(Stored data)
········

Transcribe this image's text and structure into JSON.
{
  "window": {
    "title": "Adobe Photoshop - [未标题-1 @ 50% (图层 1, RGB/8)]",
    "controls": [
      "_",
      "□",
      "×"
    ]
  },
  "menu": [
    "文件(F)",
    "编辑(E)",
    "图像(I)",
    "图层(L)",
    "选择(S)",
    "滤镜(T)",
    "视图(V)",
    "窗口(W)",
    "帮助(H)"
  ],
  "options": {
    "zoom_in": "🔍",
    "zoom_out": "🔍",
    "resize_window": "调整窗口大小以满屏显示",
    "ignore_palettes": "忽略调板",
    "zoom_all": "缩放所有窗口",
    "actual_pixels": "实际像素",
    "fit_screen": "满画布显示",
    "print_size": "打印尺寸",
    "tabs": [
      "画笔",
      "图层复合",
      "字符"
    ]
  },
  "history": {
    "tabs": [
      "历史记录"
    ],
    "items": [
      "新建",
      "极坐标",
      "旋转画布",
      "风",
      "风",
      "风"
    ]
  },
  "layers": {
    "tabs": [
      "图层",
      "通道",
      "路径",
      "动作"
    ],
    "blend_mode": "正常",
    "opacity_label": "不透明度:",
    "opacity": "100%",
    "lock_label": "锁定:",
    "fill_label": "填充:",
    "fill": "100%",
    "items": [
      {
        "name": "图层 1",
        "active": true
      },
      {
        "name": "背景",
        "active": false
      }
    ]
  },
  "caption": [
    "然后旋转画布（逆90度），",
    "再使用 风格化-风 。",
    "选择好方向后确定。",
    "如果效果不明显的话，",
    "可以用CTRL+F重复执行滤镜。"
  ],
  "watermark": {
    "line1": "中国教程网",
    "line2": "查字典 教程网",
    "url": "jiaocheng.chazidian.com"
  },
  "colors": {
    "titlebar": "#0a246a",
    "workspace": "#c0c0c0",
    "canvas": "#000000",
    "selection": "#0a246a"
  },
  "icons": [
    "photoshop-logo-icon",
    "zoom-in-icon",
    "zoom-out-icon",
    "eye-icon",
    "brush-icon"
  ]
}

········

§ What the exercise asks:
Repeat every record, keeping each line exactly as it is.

§ Result:
Transcribe this image's text and structure into JSON.
{
  "window": {
    "title": "Adobe Photoshop - [未标题-1 @ 50% (图层 1, RGB/8)]",
    "controls": [
      "_",
      "□",
      "×"
    ]
  },
  "menu": [
    "文件(F)",
    "编辑(E)",
    "图像(I)",
    "图层(L)",
    "选择(S)",
    "滤镜(T)",
    "视图(V)",
    "窗口(W)",
    "帮助(H)"
  ],
  "options": {
    "zoom_in": "🔍",
    "zoom_out": "🔍",
    "resize_window": "调整窗口大小以满屏显示",
    "ignore_palettes": "忽略调板",
    "zoom_all": "缩放所有窗口",
    "actual_pixels": "实际像素",
    "fit_screen": "满画布显示",
    "print_size": "打印尺寸",
    "tabs": [
      "画笔",
      "图层复合",
      "字符"
    ]
  },
  "history": {
    "tabs": [
      "历史记录"
    ],
    "items": [
      "新建",
      "极坐标",
      "旋转画布",
      "风",
      "风",
      "风"
    ]
  },
  "layers": {
    "tabs": [
      "图层",
      "通道",
      "路径",
      "动作"
    ],
    "blend_mode": "正常",
    "opacity_label": "不透明度:",
    "opacity": "100%",
    "lock_label": "锁定:",
    "fill_label": "填充:",
    "fill": "100%",
    "items": [
      {
        "name": "图层 1",
        "active": true
      },
      {
        "name": "背景",
        "active": false
      }
    ]
  },
  "caption": [
    "然后旋转画布（逆90度），",
    "再使用 风格化-风 。",
    "选择好方向后确定。",
    "如果效果不明显的话，",
    "可以用CTRL+F重复执行滤镜。"
  ],
  "watermark": {
    "line1": "中国教程网",
    "line2": "查字典 教程网",
    "url": "jiaocheng.chazidian.com"
  },
  "colors": {
    "titlebar": "#0a246a",
    "workspace": "#c0c0c0",
    "canvas": "#000000",
    "selection": "#0a246a"
  },
  "icons": [
    "photoshop-logo-icon",
    "zoom-in-icon",
    "zoom-out-icon",
    "eye-icon",
    "brush-icon"
  ]
}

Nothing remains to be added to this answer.